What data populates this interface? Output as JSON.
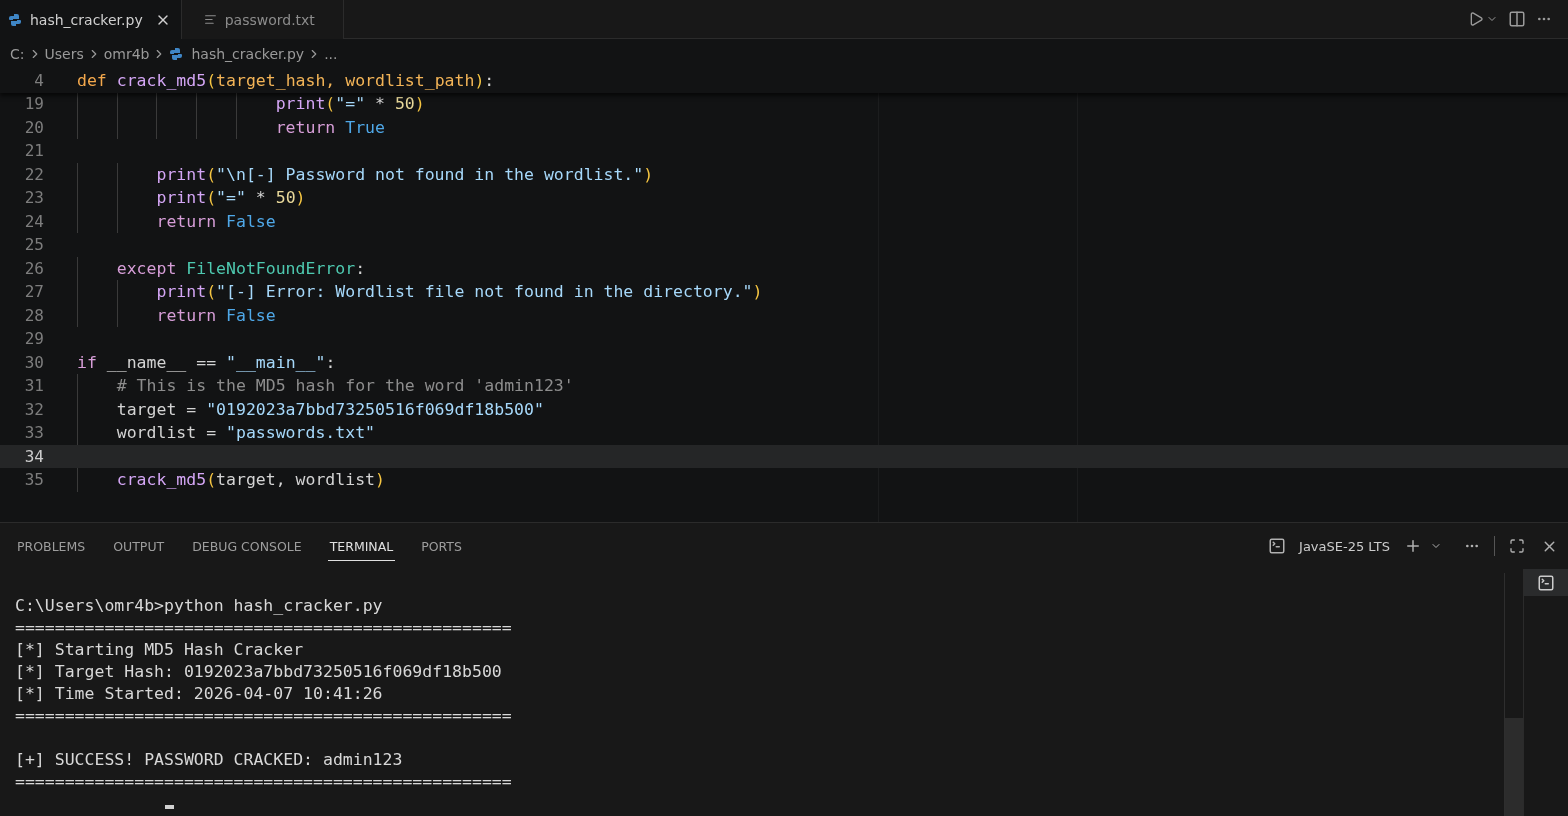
{
  "tabs": [
    {
      "label": "hash_cracker.py",
      "kind": "python",
      "selected": true
    },
    {
      "label": "password.txt",
      "kind": "text",
      "selected": false
    }
  ],
  "breadcrumb": [
    {
      "label": "C:",
      "kind": "folder"
    },
    {
      "label": "Users",
      "kind": "folder"
    },
    {
      "label": "omr4b",
      "kind": "folder"
    },
    {
      "label": "hash_cracker.py",
      "kind": "python"
    },
    {
      "label": "...",
      "kind": "more"
    }
  ],
  "editor": {
    "sticky": {
      "number": "4",
      "tokens": [
        {
          "t": "def ",
          "kind": "storage"
        },
        {
          "t": "crack_md5",
          "kind": "function"
        },
        {
          "t": "(",
          "kind": "bracket"
        },
        {
          "t": "target_hash, wordlist_path",
          "kind": "param"
        },
        {
          "t": ")",
          "kind": "bracket"
        },
        {
          "t": ":",
          "kind": "plain"
        }
      ]
    },
    "lines": [
      {
        "number": "19",
        "current": false,
        "tokens": [
          {
            "t": "                    print",
            "kind": "builtin"
          },
          {
            "t": "(",
            "kind": "bracket"
          },
          {
            "t": "\"=\"",
            "kind": "string"
          },
          {
            "t": " * ",
            "kind": "plain"
          },
          {
            "t": "50",
            "kind": "number"
          },
          {
            "t": ")",
            "kind": "bracket"
          }
        ]
      },
      {
        "number": "20",
        "current": false,
        "tokens": [
          {
            "t": "                    return ",
            "kind": "control"
          },
          {
            "t": "True",
            "kind": "constant"
          }
        ]
      },
      {
        "number": "21",
        "current": false
      },
      {
        "number": "22",
        "current": false,
        "tokens": [
          {
            "t": "        print",
            "kind": "builtin"
          },
          {
            "t": "(",
            "kind": "bracket"
          },
          {
            "t": "\"\\n[-] Password not found in the wordlist.\"",
            "kind": "string"
          },
          {
            "t": ")",
            "kind": "bracket"
          }
        ]
      },
      {
        "number": "23",
        "current": false,
        "tokens": [
          {
            "t": "        print",
            "kind": "builtin"
          },
          {
            "t": "(",
            "kind": "bracket"
          },
          {
            "t": "\"=\"",
            "kind": "string"
          },
          {
            "t": " * ",
            "kind": "plain"
          },
          {
            "t": "50",
            "kind": "number"
          },
          {
            "t": ")",
            "kind": "bracket"
          }
        ]
      },
      {
        "number": "24",
        "current": false,
        "tokens": [
          {
            "t": "        return ",
            "kind": "control"
          },
          {
            "t": "False",
            "kind": "constant"
          }
        ]
      },
      {
        "number": "25",
        "current": false
      },
      {
        "number": "26",
        "current": false,
        "tokens": [
          {
            "t": "    except ",
            "kind": "control"
          },
          {
            "t": "FileNotFoundError",
            "kind": "class"
          },
          {
            "t": ":",
            "kind": "plain"
          }
        ]
      },
      {
        "number": "27",
        "current": false,
        "tokens": [
          {
            "t": "        print",
            "kind": "builtin"
          },
          {
            "t": "(",
            "kind": "bracket"
          },
          {
            "t": "\"[-] Error: Wordlist file not found in the directory.\"",
            "kind": "string"
          },
          {
            "t": ")",
            "kind": "bracket"
          }
        ]
      },
      {
        "number": "28",
        "current": false,
        "tokens": [
          {
            "t": "        return ",
            "kind": "control"
          },
          {
            "t": "False",
            "kind": "constant"
          }
        ]
      },
      {
        "number": "29",
        "current": false
      },
      {
        "number": "30",
        "current": false,
        "tokens": [
          {
            "t": "if ",
            "kind": "control"
          },
          {
            "t": "__name__ == ",
            "kind": "plain"
          },
          {
            "t": "\"__main__\"",
            "kind": "string"
          },
          {
            "t": ":",
            "kind": "plain"
          }
        ]
      },
      {
        "number": "31",
        "current": false,
        "tokens": [
          {
            "t": "    # This is the MD5 hash for the word 'admin123'",
            "kind": "comment"
          }
        ]
      },
      {
        "number": "32",
        "current": false,
        "tokens": [
          {
            "t": "    target = ",
            "kind": "plain"
          },
          {
            "t": "\"0192023a7bbd73250516f069df18b500\"",
            "kind": "string"
          }
        ]
      },
      {
        "number": "33",
        "current": false,
        "tokens": [
          {
            "t": "    wordlist = ",
            "kind": "plain"
          },
          {
            "t": "\"passwords.txt\"",
            "kind": "string"
          }
        ]
      },
      {
        "number": "34",
        "current": true
      },
      {
        "number": "35",
        "current": false,
        "tokens": [
          {
            "t": "    crack_md5",
            "kind": "function"
          },
          {
            "t": "(",
            "kind": "bracket"
          },
          {
            "t": "target, wordlist",
            "kind": "plain"
          },
          {
            "t": ")",
            "kind": "bracket"
          }
        ]
      }
    ]
  },
  "panel": {
    "tabs": [
      {
        "label": "PROBLEMS",
        "selected": false
      },
      {
        "label": "OUTPUT",
        "selected": false
      },
      {
        "label": "DEBUG CONSOLE",
        "selected": false
      },
      {
        "label": "TERMINAL",
        "selected": true
      },
      {
        "label": "PORTS",
        "selected": false
      }
    ],
    "terminal_profile": "JavaSE-25 LTS",
    "terminal_blocks": [
      [
        "C:\\Users\\omr4b>python hash_cracker.py",
        "==================================================",
        "[*] Starting MD5 Hash Cracker",
        "[*] Target Hash: 0192023a7bbd73250516f069df18b500",
        "[*] Time Started: 2026-04-07 10:41:26",
        "=================================================="
      ],
      [
        "[+] SUCCESS! PASSWORD CRACKED: admin123",
        "=================================================="
      ]
    ]
  }
}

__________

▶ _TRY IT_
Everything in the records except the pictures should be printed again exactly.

▶ _WRITTEN RESPONSE_
What data populates this interface? Output as JSON.
{
  "tabs": [
    {
      "label": "hash_cracker.py",
      "kind": "python",
      "selected": true
    },
    {
      "label": "password.txt",
      "kind": "text",
      "selected": false
    }
  ],
  "breadcrumb": [
    {
      "label": "C:",
      "kind": "folder"
    },
    {
      "label": "Users",
      "kind": "folder"
    },
    {
      "label": "omr4b",
      "kind": "folder"
    },
    {
      "label": "hash_cracker.py",
      "kind": "python"
    },
    {
      "label": "...",
      "kind": "more"
    }
  ],
  "editor": {
    "sticky": {
      "number": "4",
      "tokens": [
        {
          "t": "def ",
          "kind": "storage"
        },
        {
          "t": "crack_md5",
          "kind": "function"
        },
        {
          "t": "(",
          "kind": "bracket"
        },
        {
          "t": "target_hash, wordlist_path",
          "kind": "param"
        },
        {
          "t": ")",
          "kind": "bracket"
        },
        {
          "t": ":",
          "kind": "plain"
        }
      ]
    },
    "lines": [
      {
        "number": "19",
        "current": false,
        "tokens": [
          {
            "t": "                    print",
            "kind": "builtin"
          },
          {
            "t": "(",
            "kind": "bracket"
          },
          {
            "t": "\"=\"",
            "kind": "string"
          },
          {
            "t": " * ",
            "kind": "plain"
          },
          {
            "t": "50",
            "kind": "number"
          },
          {
            "t": ")",
            "kind": "bracket"
          }
        ]
      },
      {
        "number": "20",
        "current": false,
        "tokens": [
          {
            "t": "                    return ",
            "kind": "control"
          },
          {
            "t": "True",
            "kind": "constant"
          }
        ]
      },
      {
        "number": "21",
        "current": false
      },
      {
        "number": "22",
        "current": false,
        "tokens": [
          {
            "t": "        print",
            "kind": "builtin"
          },
          {
            "t": "(",
            "kind": "bracket"
          },
          {
            "t": "\"\\n[-] Password not found in the wordlist.\"",
            "kind": "string"
          },
          {
            "t": ")",
            "kind": "bracket"
          }
        ]
      },
      {
        "number": "23",
        "current": false,
        "tokens": [
          {
            "t": "        print",
            "kind": "builtin"
          },
          {
            "t": "(",
            "kind": "bracket"
          },
          {
            "t": "\"=\"",
            "kind": "string"
          },
          {
            "t": " * ",
            "kind": "plain"
          },
          {
            "t": "50",
            "kind": "number"
          },
          {
            "t": ")",
            "kind": "bracket"
          }
        ]
      },
      {
        "number": "24",
        "current": false,
        "tokens": [
          {
            "t": "        return ",
            "kind": "control"
          },
          {
            "t": "False",
            "kind": "constant"
          }
        ]
      },
      {
        "number": "25",
        "current": false
      },
      {
        "number": "26",
        "current": false,
        "tokens": [
          {
            "t": "    except ",
            "kind": "control"
          },
          {
            "t": "FileNotFoundError",
            "kind": "class"
          },
          {
            "t": ":",
            "kind": "plain"
          }
        ]
      },
      {
        "number": "27",
        "current": false,
        "tokens": [
          {
            "t": "        print",
            "kind": "builtin"
          },
          {
            "t": "(",
            "kind": "bracket"
          },
          {
            "t": "\"[-] Error: Wordlist file not found in the directory.\"",
            "kind": "string"
          },
          {
            "t": ")",
            "kind": "bracket"
          }
        ]
      },
      {
        "number": "28",
        "current": false,
        "tokens": [
          {
            "t": "        return ",
            "kind": "control"
          },
          {
            "t": "False",
            "kind": "constant"
          }
        ]
      },
      {
        "number": "29",
        "current": false
      },
      {
        "number": "30",
        "current": false,
        "tokens": [
          {
            "t": "if ",
            "kind": "control"
          },
          {
            "t": "__name__ == ",
            "kind": "plain"
          },
          {
            "t": "\"__main__\"",
            "kind": "string"
          },
          {
            "t": ":",
            "kind": "plain"
          }
        ]
      },
      {
        "number": "31",
        "current": false,
        "tokens": [
          {
            "t": "    # This is the MD5 hash for the word 'admin123'",
            "kind": "comment"
          }
        ]
      },
      {
        "number": "32",
        "current": false,
        "tokens": [
          {
            "t": "    target = ",
            "kind": "plain"
          },
          {
            "t": "\"0192023a7bbd73250516f069df18b500\"",
            "kind": "string"
          }
        ]
      },
      {
        "number": "33",
        "current": false,
        "tokens": [
          {
            "t": "    wordlist = ",
            "kind": "plain"
          },
          {
            "t": "\"passwords.txt\"",
            "kind": "string"
          }
        ]
      },
      {
        "number": "34",
        "current": true
      },
      {
        "number": "35",
        "current": false,
        "tokens": [
          {
            "t": "    crack_md5",
            "kind": "function"
          },
          {
            "t": "(",
            "kind": "bracket"
          },
          {
            "t": "target, wordlist",
            "kind": "plain"
          },
          {
            "t": ")",
            "kind": "bracket"
          }
        ]
      }
    ]
  },
  "panel": {
    "tabs": [
      {
        "label": "PROBLEMS",
        "selected": false
      },
      {
        "label": "OUTPUT",
        "selected": false
      },
      {
        "label": "DEBUG CONSOLE",
        "selected": false
      },
      {
        "label": "TERMINAL",
        "selected": true
      },
      {
        "label": "PORTS",
        "selected": false
      }
    ],
    "terminal_profile": "JavaSE-25 LTS",
    "terminal_blocks": [
      [
        "C:\\Users\\omr4b>python hash_cracker.py",
        "==================================================",
        "[*] Starting MD5 Hash Cracker",
        "[*] Target Hash: 0192023a7bbd73250516f069df18b500",
        "[*] Time Started: 2026-04-07 10:41:26",
        "=================================================="
      ],
      [
        "[+] SUCCESS! PASSWORD CRACKED: admin123",
        "=================================================="
      ]
    ]
  }
}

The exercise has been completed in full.